The open spot on the top pairing could be filled internally. Dallas could slide Robidas up there, but he is better suited for third-pairing duty at this point in his career. Jamie Benn’s brother Jordie is also in the mix, although he is behind Dillon on the depth chart.
Dillon isn’t a lock for the roster, and good teams don’t win consistently by promising ice time to young players who haven’t earned it. However, he should be considered the odds-on favorite to crack the roster. Stars play-by-play announcer Ralph Strangis is also a big Dillon fan:
“He looks ready – and in fact – comparatively looked way ahead of the other young prospects.”
Dillon is now a physical presence on the ice, but skating remains his best attribute. He had to learn to skate better than other players because of his lack of size as a teenager. His growth spurt has taken care of the size/strength deficiency, and his mobility didn’t suffer at all.
Stylistically, Dillon doesn’t really compare to any current Dallas defensemen. He is much bigger than Goligoski, Daley and Robidas, and he is much more mobile than Fistric or Pardy (the Stars would love it if he started to play with some of Fistric’s snarl). If Dillon does crack the roster this fall, expect him to start off in a depth role with a focus on defense. Young defensemen need to figure out their own end first (although there are exceptions). With good defensive play comes ice time, and with ice time comes offensive opportunities.
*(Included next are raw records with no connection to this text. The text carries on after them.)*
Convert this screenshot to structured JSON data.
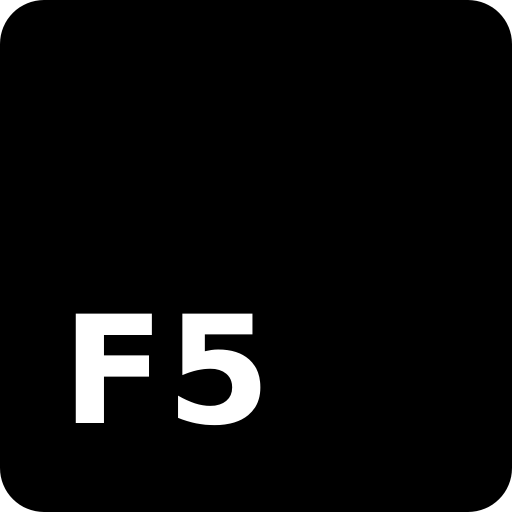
{
  "key": {
    "label": "F5",
    "background_color": "#000000",
    "text_color": "#ffffff"
  }
}
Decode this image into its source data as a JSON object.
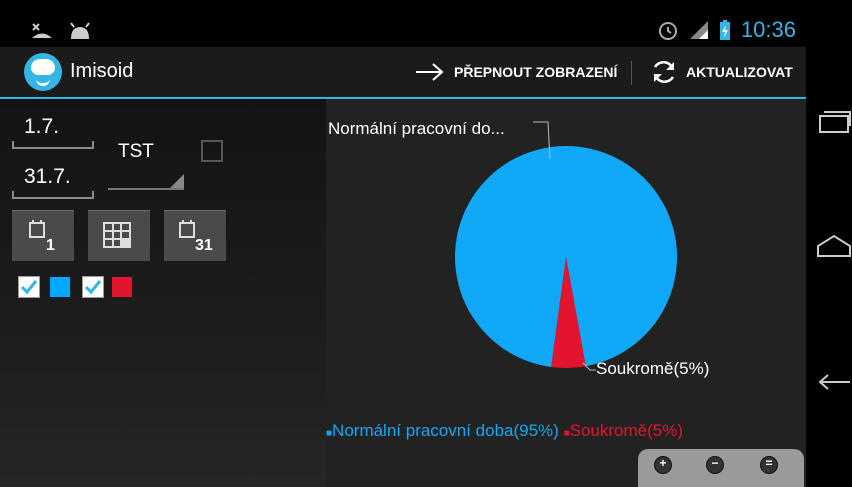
{
  "status_bar": {
    "time": "10:36"
  },
  "action_bar": {
    "app_title": "Imisoid",
    "switch_label": "PŘEPNOUT ZOBRAZENÍ",
    "refresh_label": "AKTUALIZOVAT"
  },
  "controls": {
    "date_from": "1.7.",
    "date_to": "31.7.",
    "spinner_value": "TST",
    "calendar_buttons": [
      {
        "icon": "calendar-day-icon",
        "number": "1"
      },
      {
        "icon": "calendar-week-icon",
        "number": ""
      },
      {
        "icon": "calendar-month-icon",
        "number": "31"
      }
    ],
    "legend_checkboxes": [
      {
        "checked": true,
        "color": "#00a8ff"
      },
      {
        "checked": true,
        "color": "#e3142d"
      }
    ]
  },
  "chart_data": {
    "type": "pie",
    "slices": [
      {
        "label": "Normální pracovní doba",
        "percent": 95,
        "color": "#11a8f7"
      },
      {
        "label": "Soukromě",
        "percent": 5,
        "color": "#e3142d"
      }
    ],
    "slice_labels": [
      "Normální pracovní do...",
      "Soukromě(5%)"
    ],
    "legend": [
      "Normální pracovní doba(95%)",
      "Soukromě(5%)"
    ],
    "legend_position": "bottom"
  },
  "zoom_controls": [
    "zoom-in-icon",
    "zoom-out-icon",
    "zoom-reset-icon"
  ],
  "colors": {
    "accent": "#33b5e5",
    "series_blue": "#11a8f7",
    "series_red": "#e3142d"
  }
}
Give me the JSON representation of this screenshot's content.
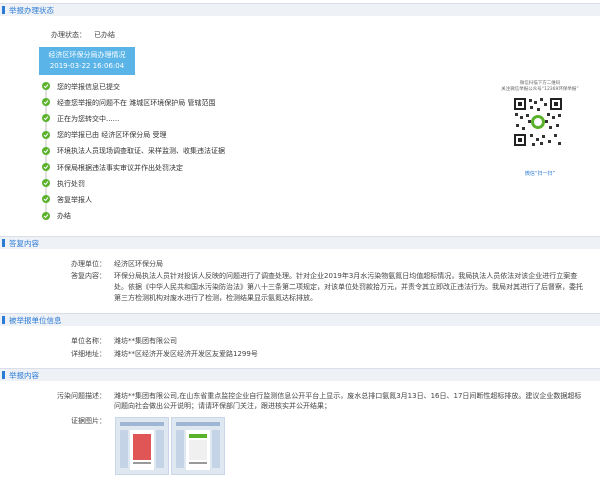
{
  "status_section": {
    "title": "举报办理状态",
    "status_label": "办理状态：",
    "status_value": "已办结",
    "banner_title": "经济区环保分局办理情况",
    "banner_time": "2019-03-22 16:06:04",
    "timeline": [
      "您的举报信息已提交",
      "经查您举报的问题不在 潍城区环境保护局 管辖范围",
      "正在为您转交中......",
      "您的举报已由 经济区环保分局 受理",
      "环境执法人员现场调查取证、采样监测、收集违法证据",
      "环保局根据违法事实审议并作出处罚决定",
      "执行处罚",
      "答复举报人",
      "办结"
    ],
    "qr": {
      "caption_top": "微信扫描下方二维码",
      "caption_top2": "关注微信举报公众号“12369环保举报”",
      "caption_bottom": "微信“扫一扫”"
    }
  },
  "reply_section": {
    "title": "答复内容",
    "unit_label": "办理单位：",
    "unit_value": "经济区环保分局",
    "content_label": "答复内容：",
    "content_value": "环保分局执法人员针对投诉人反映的问题进行了调查处理。针对企业2019年3月水污染物氨氮日均值超标情况，我局执法人员依法对该企业进行立案查处。依据《中华人民共和国水污染防治法》第八十三条第二项规定，对该单位处罚款拾万元，并责令其立即改正违法行为。我局对其进行了后督察，委托第三方检测机构对废水进行了检测，检测结果显示氨氮达标排放。"
  },
  "reported_unit_section": {
    "title": "被举报单位信息",
    "name_label": "单位名称：",
    "name_value": "潍坊**集团有限公司",
    "address_label": "详细地址：",
    "address_value": "潍坊**区经济开发区经济开发区友爱路1299号"
  },
  "report_section": {
    "title": "举报内容",
    "desc_label": "污染问题描述：",
    "desc_value": "潍坊**集团有限公司,在山东省重点监控企业自行监测信息公开平台上显示，废水总排口氨氮3月13日、16日、17日间断性超标排放。建议企业数据超标问题向社会做出公开说明；请请环保部门关注，跟进核实并公开结果；",
    "evidence_label": "证据图片："
  }
}
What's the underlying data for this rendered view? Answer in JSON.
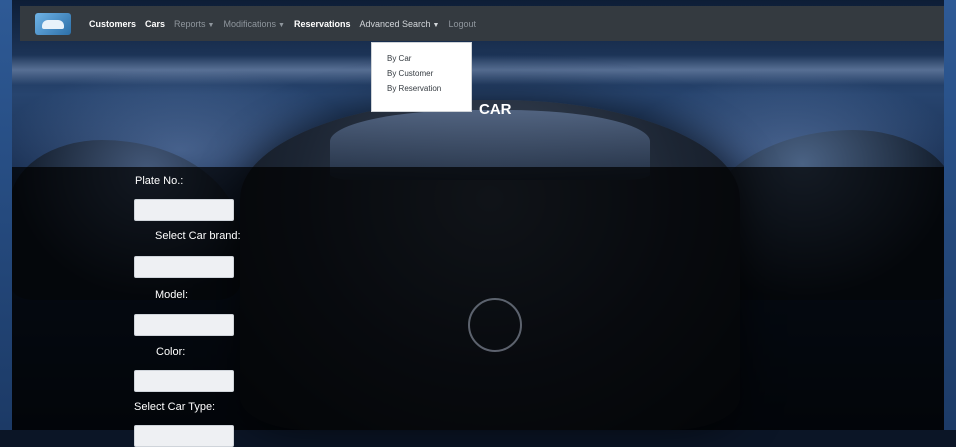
{
  "navbar": {
    "logo": "car-logo-icon",
    "items": [
      {
        "label": "Customers",
        "style": "active"
      },
      {
        "label": "Cars",
        "style": "active"
      },
      {
        "label": "Reports",
        "style": "muted",
        "dropdown": true
      },
      {
        "label": "Modifications",
        "style": "muted",
        "dropdown": true
      },
      {
        "label": "Reservations",
        "style": "active"
      },
      {
        "label": "Advanced Search",
        "style": "lite",
        "dropdown": true
      },
      {
        "label": "Logout",
        "style": "muted"
      }
    ]
  },
  "dropdown": {
    "items": [
      "By Car",
      "By Customer",
      "By Reservation"
    ]
  },
  "page": {
    "title": "CAR"
  },
  "form": {
    "plate_label": "Plate No.:",
    "brand_label": "Select Car brand:",
    "model_label": "Model:",
    "color_label": "Color:",
    "type_label": "Select Car Type:"
  },
  "colors": {
    "navbar_bg": "#343a40",
    "panel_bg": "rgba(0,0,0,0.72)",
    "field_bg": "#eef0f3"
  }
}
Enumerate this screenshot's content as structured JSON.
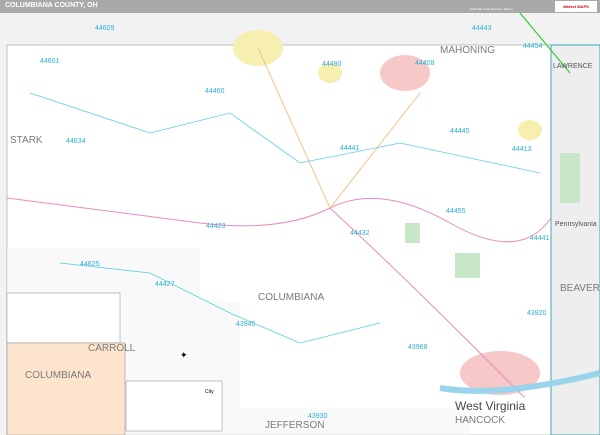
{
  "header": {
    "title": "COLUMBIANA COUNTY, OH",
    "edition": "2026 ZIP Code Premium Edition",
    "logo": "Market MAPS"
  },
  "counties": {
    "mahoning": "MAHONING",
    "lawrence": "LAWRENCE",
    "stark": "STARK",
    "pennsylvania": "Pennsylvania",
    "beaver": "BEAVER",
    "columbiana": "COLUMBIANA",
    "carroll": "CARROLL",
    "jefferson": "JEFFERSON",
    "west_virginia": "West Virginia",
    "hancock": "HANCOCK",
    "inset": "COLUMBIANA"
  },
  "zips": [
    "44609",
    "44601",
    "44460",
    "44490",
    "44408",
    "44443",
    "44454",
    "44634",
    "44445",
    "44413",
    "44441",
    "44432",
    "44455",
    "44423",
    "44441",
    "44625",
    "44427",
    "43945",
    "43920",
    "43968",
    "43930"
  ],
  "legend": {
    "city": "City"
  }
}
One thing is for certain – the days of Dillon being overlooked are over.